Start of Records to use
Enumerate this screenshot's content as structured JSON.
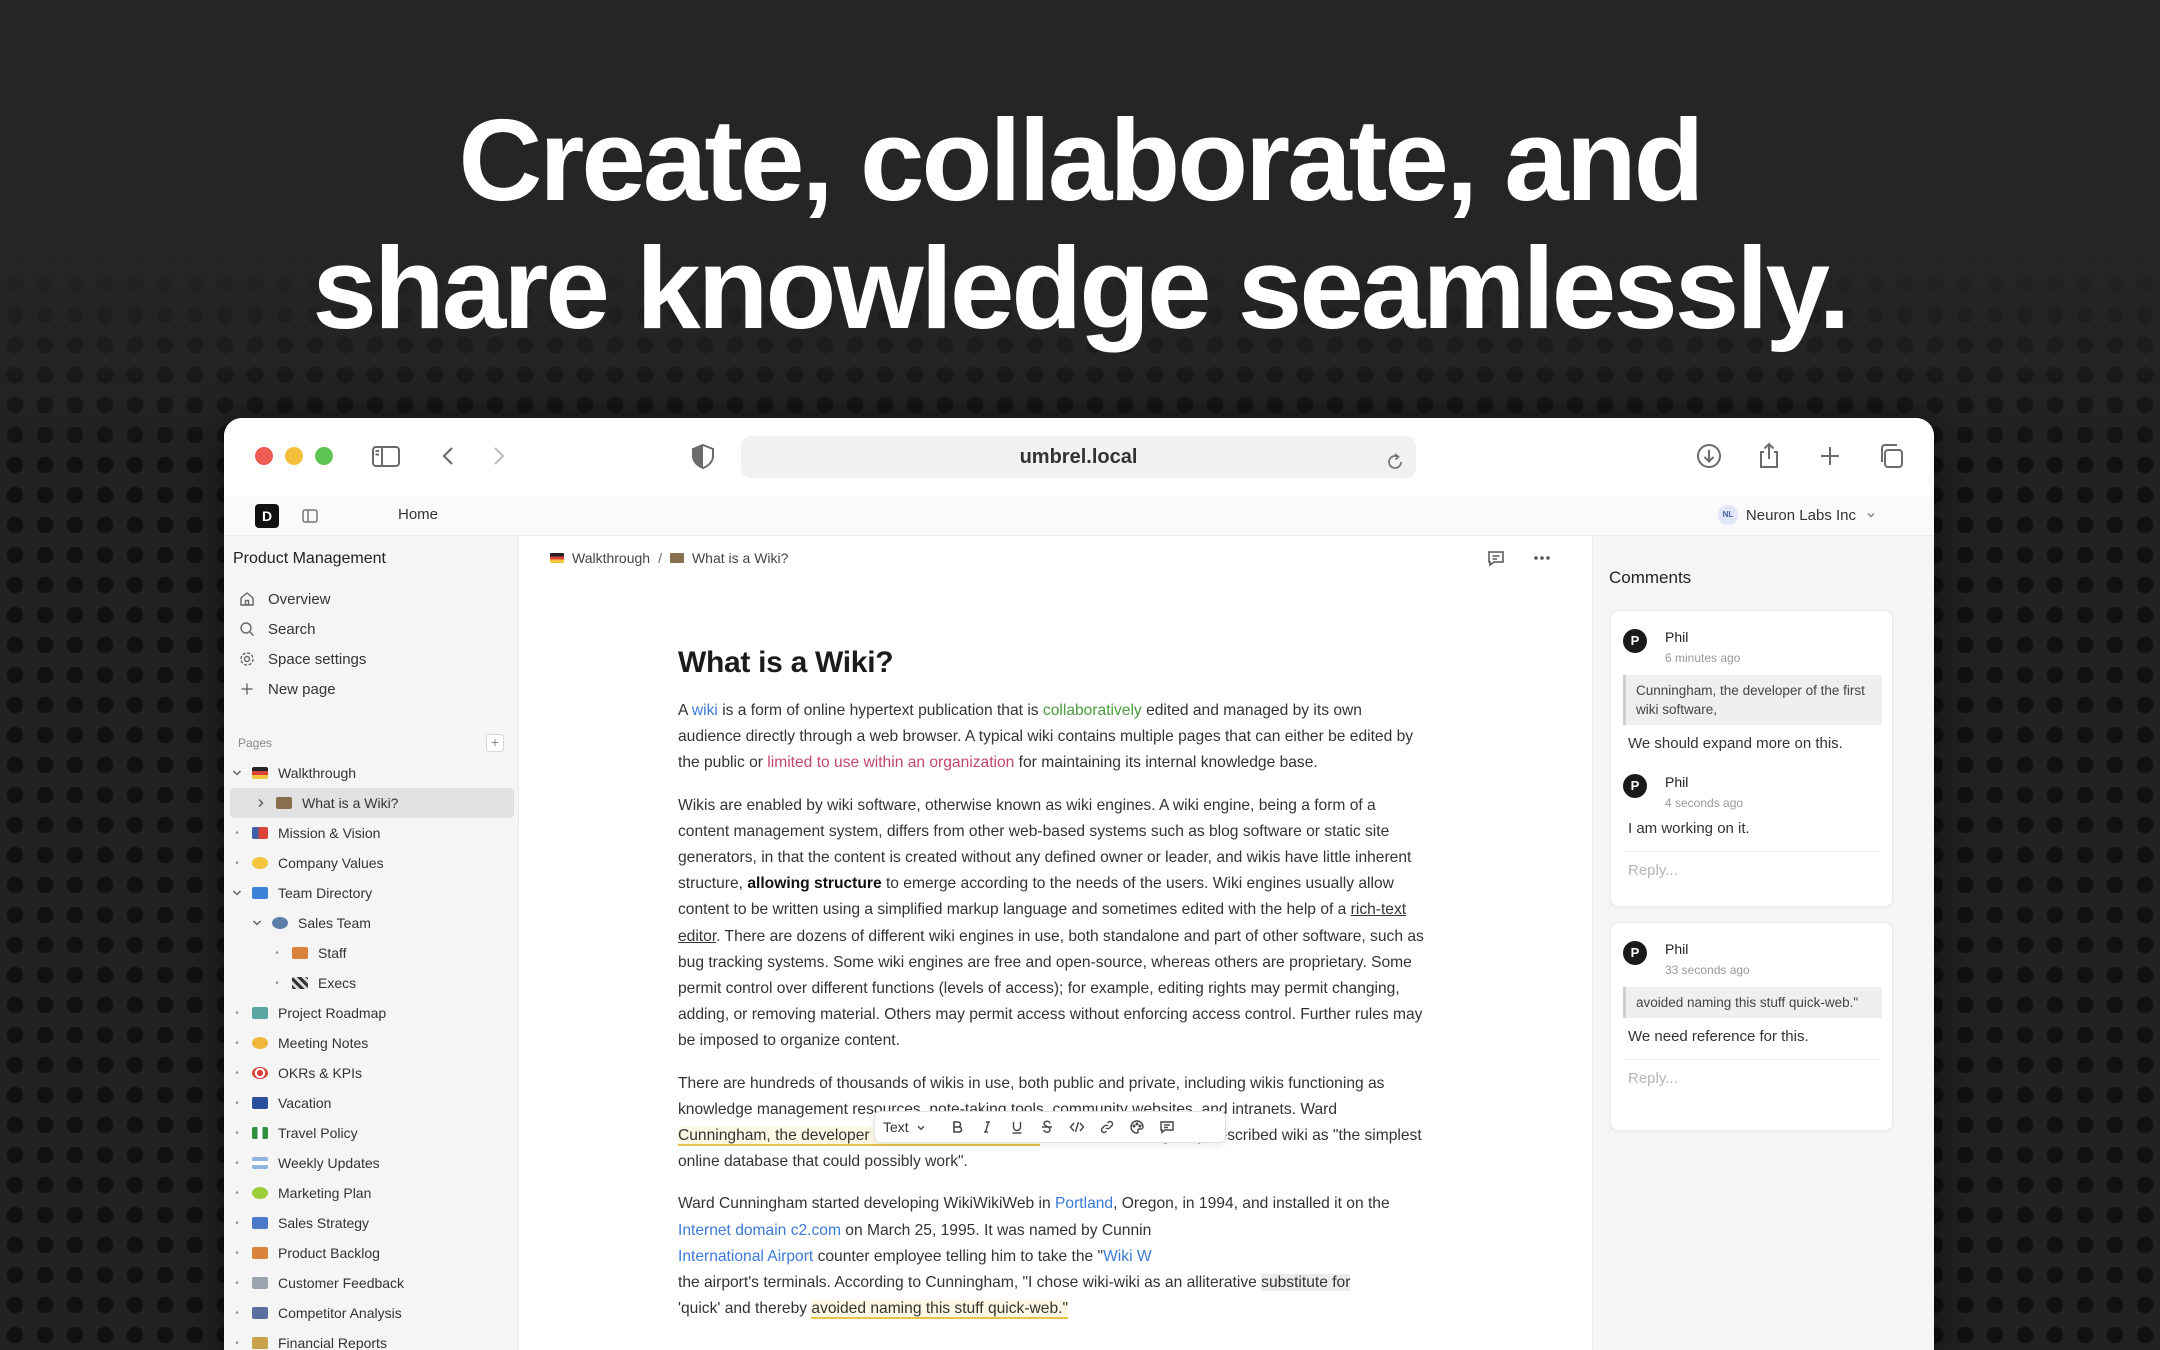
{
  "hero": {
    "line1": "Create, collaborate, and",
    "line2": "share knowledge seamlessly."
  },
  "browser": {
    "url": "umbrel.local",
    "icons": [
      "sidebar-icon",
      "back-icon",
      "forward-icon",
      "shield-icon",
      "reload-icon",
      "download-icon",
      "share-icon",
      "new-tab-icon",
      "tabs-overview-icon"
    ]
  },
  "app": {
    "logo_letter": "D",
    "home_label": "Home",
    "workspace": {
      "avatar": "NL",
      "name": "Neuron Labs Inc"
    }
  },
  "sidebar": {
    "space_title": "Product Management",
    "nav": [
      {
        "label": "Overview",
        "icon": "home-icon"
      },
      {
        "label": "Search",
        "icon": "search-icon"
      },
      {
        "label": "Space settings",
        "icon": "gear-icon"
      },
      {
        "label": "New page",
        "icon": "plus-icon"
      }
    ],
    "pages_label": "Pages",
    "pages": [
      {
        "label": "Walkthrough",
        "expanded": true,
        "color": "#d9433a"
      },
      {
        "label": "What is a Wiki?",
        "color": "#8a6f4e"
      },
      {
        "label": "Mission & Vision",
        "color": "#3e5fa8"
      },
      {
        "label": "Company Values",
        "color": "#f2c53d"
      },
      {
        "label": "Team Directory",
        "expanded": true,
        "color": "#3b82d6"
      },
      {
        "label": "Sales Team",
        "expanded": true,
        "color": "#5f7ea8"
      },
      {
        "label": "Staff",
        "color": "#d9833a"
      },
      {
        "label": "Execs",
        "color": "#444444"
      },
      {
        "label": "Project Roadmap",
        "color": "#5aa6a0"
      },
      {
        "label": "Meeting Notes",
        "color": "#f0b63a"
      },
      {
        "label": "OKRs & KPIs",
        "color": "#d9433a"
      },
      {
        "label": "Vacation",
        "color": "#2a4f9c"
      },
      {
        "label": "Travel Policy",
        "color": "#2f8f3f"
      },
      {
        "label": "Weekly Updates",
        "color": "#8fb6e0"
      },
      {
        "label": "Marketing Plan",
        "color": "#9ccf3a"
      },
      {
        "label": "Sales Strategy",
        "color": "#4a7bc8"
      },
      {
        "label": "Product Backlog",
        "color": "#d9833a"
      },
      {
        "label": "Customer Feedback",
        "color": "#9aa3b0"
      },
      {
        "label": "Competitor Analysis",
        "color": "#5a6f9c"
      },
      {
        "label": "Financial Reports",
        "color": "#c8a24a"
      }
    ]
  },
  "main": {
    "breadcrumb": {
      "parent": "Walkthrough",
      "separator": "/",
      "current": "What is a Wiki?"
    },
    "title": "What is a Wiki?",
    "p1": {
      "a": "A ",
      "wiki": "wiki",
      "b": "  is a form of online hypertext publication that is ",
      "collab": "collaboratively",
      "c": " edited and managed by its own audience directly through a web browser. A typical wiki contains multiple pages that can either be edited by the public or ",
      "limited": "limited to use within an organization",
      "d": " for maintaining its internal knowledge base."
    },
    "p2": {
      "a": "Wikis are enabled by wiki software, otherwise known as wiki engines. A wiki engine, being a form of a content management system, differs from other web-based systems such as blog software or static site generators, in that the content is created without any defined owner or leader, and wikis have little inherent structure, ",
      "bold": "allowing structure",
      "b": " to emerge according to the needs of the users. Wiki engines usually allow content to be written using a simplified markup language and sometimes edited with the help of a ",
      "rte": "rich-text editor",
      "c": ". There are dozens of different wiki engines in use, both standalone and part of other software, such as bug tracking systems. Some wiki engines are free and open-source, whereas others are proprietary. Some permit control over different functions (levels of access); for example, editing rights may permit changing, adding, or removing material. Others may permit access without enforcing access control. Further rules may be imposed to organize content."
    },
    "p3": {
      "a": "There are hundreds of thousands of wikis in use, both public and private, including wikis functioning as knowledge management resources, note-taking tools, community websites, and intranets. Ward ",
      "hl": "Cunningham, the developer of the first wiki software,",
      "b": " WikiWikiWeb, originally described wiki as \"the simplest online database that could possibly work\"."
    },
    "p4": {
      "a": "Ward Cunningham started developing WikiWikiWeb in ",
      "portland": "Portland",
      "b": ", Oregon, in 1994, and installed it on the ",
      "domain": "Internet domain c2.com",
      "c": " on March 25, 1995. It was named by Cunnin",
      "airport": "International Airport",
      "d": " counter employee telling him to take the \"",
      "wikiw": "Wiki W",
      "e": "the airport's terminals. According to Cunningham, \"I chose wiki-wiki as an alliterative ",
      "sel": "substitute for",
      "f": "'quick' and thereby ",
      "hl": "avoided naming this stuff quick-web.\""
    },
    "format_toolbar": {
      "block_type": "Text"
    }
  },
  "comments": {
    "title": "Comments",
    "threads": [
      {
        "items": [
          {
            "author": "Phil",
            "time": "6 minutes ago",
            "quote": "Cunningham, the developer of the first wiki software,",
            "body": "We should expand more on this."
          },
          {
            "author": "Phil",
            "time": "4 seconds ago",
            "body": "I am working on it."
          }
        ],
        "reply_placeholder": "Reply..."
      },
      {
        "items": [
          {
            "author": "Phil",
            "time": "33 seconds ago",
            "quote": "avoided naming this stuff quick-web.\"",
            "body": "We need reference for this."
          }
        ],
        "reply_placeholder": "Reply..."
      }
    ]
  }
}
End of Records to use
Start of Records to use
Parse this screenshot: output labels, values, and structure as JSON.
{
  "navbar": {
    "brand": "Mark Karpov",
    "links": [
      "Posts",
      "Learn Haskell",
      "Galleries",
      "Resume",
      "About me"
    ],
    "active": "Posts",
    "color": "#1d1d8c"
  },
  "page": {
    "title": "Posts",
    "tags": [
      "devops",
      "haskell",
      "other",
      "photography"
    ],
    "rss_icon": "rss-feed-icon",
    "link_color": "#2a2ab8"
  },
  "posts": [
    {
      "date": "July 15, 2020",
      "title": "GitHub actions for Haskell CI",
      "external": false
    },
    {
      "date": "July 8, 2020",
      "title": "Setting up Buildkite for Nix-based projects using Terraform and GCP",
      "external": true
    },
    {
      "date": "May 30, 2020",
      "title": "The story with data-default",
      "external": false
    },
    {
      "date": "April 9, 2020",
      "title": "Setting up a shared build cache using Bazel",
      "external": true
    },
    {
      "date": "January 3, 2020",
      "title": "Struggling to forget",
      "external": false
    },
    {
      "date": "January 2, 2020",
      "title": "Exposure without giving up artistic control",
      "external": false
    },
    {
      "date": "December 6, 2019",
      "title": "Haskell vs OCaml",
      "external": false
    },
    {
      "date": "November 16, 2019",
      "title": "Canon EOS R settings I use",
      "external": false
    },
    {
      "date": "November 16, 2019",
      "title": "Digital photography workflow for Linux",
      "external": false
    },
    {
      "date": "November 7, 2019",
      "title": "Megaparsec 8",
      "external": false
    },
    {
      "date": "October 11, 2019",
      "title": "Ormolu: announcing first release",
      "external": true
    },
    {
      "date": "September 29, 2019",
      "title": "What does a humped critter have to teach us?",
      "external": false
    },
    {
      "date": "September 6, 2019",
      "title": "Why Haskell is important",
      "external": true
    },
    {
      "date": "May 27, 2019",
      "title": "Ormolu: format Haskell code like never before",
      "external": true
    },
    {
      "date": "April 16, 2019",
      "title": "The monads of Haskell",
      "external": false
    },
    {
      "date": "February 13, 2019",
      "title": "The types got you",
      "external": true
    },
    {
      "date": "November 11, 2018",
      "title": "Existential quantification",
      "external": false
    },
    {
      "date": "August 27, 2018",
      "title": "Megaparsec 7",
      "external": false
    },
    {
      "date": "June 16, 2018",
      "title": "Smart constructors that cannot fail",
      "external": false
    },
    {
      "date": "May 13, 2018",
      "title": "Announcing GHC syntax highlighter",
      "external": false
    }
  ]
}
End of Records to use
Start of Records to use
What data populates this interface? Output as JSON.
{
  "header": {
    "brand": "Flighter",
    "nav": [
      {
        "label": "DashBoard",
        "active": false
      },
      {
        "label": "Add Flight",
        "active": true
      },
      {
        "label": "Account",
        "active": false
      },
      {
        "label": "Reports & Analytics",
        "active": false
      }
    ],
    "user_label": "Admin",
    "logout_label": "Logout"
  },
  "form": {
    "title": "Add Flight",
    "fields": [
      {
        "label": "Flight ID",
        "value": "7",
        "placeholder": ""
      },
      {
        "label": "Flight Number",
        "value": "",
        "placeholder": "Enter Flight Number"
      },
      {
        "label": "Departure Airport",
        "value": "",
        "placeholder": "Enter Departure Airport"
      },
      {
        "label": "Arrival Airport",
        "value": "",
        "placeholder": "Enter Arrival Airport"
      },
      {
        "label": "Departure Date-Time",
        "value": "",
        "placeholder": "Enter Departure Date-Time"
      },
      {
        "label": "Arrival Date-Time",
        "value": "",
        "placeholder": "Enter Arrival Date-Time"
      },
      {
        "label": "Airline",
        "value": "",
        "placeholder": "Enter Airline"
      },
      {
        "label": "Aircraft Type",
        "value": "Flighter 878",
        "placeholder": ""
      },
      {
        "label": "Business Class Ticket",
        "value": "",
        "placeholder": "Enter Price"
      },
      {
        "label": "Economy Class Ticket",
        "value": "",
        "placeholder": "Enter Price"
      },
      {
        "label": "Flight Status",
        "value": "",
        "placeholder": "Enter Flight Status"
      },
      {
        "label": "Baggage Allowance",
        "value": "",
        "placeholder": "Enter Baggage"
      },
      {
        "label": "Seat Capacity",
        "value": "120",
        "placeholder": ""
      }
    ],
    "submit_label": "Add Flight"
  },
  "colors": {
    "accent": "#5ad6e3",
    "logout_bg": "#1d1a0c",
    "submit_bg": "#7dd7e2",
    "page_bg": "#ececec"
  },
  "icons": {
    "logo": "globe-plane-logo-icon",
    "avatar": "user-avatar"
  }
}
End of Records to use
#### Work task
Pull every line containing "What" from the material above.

#### Result for this exercise
        "label": "What is a Wiki?",
      "current": "What is a Wiki?"
    "title": "What is a Wiki?",
      "title": "What does a humped critter have to teach us?",
What data populates this interface? Output as JSON.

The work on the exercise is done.